Marianna Ruah-Midbar Shapiro
DOI: 10.5840/asrr201932156

Historians as Storytellers
A Critical Examination of New Age Religion’s Scholarly Historiography
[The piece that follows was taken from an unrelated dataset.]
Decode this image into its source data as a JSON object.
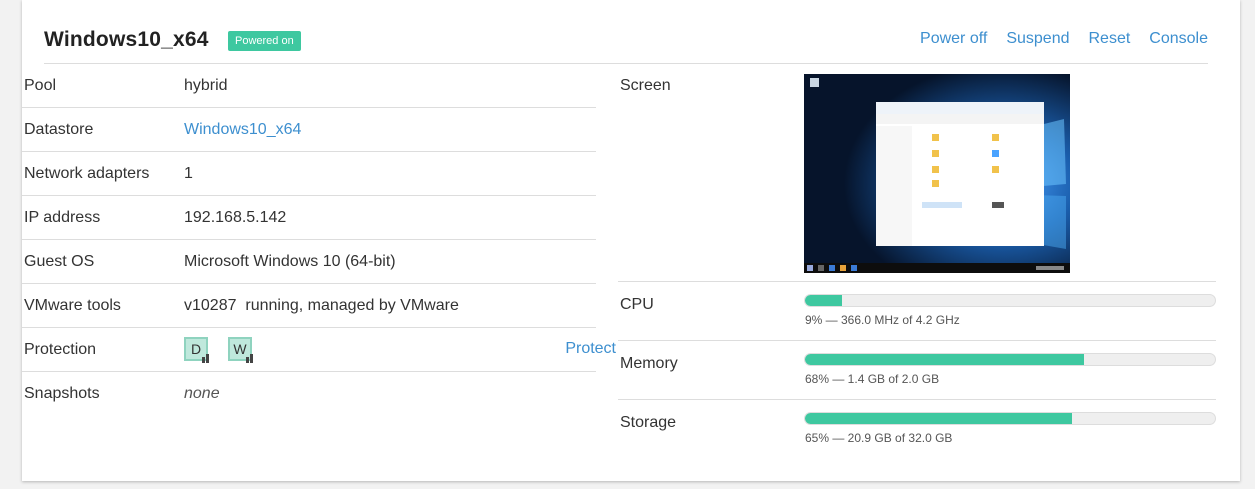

This study makes a bold statement on the problematic nature of historic academic research, and its implications on our understanding of religion and culture. The case study is New Age religion’s scholarly historiography. It appears that New Age religion plays a part within narrative imagination, which often contains moral allusions as to the heroes or antiheroes, as well as literary allusions to the causal sources of events or to expected developments. We review the conflicts that arise between utterly differing opinions in some of the field’s fundamental issues, and thus evoke several of the challenges historical research on NA faces: when did it debut on the historical stage? Which ideological movements did it draw upon? Who are its unmistakable heralds? Did it already reach the height of its strength, and if so, when? The survey of scholarly studies indicates that the history of New Age is ever-changing. Thus, we argue that though historic discussion may deepen the analysis of a religious phenomenon and its understanding and give it context and meaning—it cannot decipher it. We cannot rely on history in defining a phenomenon, in attempting to comprehend its essence, its power, its importance, and most certainly not its future.